So how serious is this disease? The answer is ‘very serious’. According to a recent Cancer Institute report, Australia has a higher rate of bowel cancer than America or Britain. Bowel cancer is one of the most common cancers in men and women, second only to prostate cancer in men and breast cancer in women respectively. Each year in Australia there are around 12,900 new cases diagnosed. It is a major cause of death, with around 80 Australians dying from bowel cancer each week. Both men and women are at risk, as I pointed out earlier. One in 18 men and one in 27 women will develop bowel cancer before the age of 75.

For women, the number of new cases of colorectal cancer is projected to increase by 30 per cent, from 5,883 in 2001 to 7,673 in 2011. For men, the increase is predicted to be from 6,961 in 2001 to 9,294 in 2011. Furthermore, more than 75 per cent of people with bowel cancer do not have a family history of the disease. It is therefore even more important that the screening program is widened so that all Australians in the higher risk groups are regularly screened. According to a report into cancer incidence projections for 2011, the incidence of bowel cancer will increase per 100,000 people from 51 for 50- to 54-year-olds, 85.3 for 55- to 59-year-olds, 136.8 for 60- to 64-year-olds, 203.6 for 65- to 69-year-olds, until it peaks at a massive 435.8 for those over 85.

But those are just dry facts and figures. Consider the personal cost—the initial shock, and possibly despair, of people facing this potentially fatal disease, then the realities of chemotherapy, during which many people are terribly sick and suffer dreadful side effects. After all that, many patients are still severely restricted in what they can do, and the impact on their lives can be protracted, if not enduring.

I have received many emails from constituents on this important health matter and some have been heartbreakingly personal. One young woman said that her grandfather would perhaps be alive to see his grandchildren had he not died from bowel cancer.  On the strength of that, her father took advantage of the screening program and was thankfully declared clear—this time. Another constituent told me that she had lost her mother to this disease at the distressingly young age of 42 years old and she is undergoing regular treatment for a related condition.

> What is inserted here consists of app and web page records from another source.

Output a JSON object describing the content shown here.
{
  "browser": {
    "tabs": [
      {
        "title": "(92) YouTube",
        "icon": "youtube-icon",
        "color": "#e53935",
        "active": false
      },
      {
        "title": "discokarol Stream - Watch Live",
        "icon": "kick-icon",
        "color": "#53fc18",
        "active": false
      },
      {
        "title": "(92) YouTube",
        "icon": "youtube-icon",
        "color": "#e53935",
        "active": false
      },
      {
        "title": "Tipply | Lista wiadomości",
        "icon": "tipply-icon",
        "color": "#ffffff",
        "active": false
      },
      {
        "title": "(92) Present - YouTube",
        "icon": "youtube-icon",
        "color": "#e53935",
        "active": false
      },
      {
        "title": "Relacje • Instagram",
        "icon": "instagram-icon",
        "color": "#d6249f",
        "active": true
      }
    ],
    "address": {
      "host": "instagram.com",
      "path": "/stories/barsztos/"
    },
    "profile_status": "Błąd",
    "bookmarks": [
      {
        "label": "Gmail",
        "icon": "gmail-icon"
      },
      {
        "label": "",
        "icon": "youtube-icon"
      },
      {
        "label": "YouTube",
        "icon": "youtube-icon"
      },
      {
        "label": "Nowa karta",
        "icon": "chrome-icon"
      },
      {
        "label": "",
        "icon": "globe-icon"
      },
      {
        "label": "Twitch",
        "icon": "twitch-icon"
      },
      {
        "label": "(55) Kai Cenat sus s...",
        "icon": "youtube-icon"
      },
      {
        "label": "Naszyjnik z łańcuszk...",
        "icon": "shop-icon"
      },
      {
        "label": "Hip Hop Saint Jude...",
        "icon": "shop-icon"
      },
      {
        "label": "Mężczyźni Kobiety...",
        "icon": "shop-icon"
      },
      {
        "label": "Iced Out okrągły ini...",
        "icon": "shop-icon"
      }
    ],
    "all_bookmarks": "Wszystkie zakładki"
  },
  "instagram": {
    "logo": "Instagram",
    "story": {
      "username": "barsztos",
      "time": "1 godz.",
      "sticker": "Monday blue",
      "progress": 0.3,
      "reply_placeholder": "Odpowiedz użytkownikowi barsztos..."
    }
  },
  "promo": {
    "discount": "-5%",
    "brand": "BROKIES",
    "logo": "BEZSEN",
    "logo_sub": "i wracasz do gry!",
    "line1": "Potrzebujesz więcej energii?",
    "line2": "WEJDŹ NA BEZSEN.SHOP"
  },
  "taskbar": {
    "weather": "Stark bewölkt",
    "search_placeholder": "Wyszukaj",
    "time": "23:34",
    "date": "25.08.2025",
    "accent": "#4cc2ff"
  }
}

These are real people who, without an expanded screening program, face an uncertain future. We have seen the success of the biennial mammogram screening program and the impact it has had on the early detection and therefore increased survival rates of people who have breast cancer. Not only does it make sense but it is our responsibility to ensure that improved medical techniques are used not just to save money but to save heartache, worry, diminished quality of life and, ultimately, lives.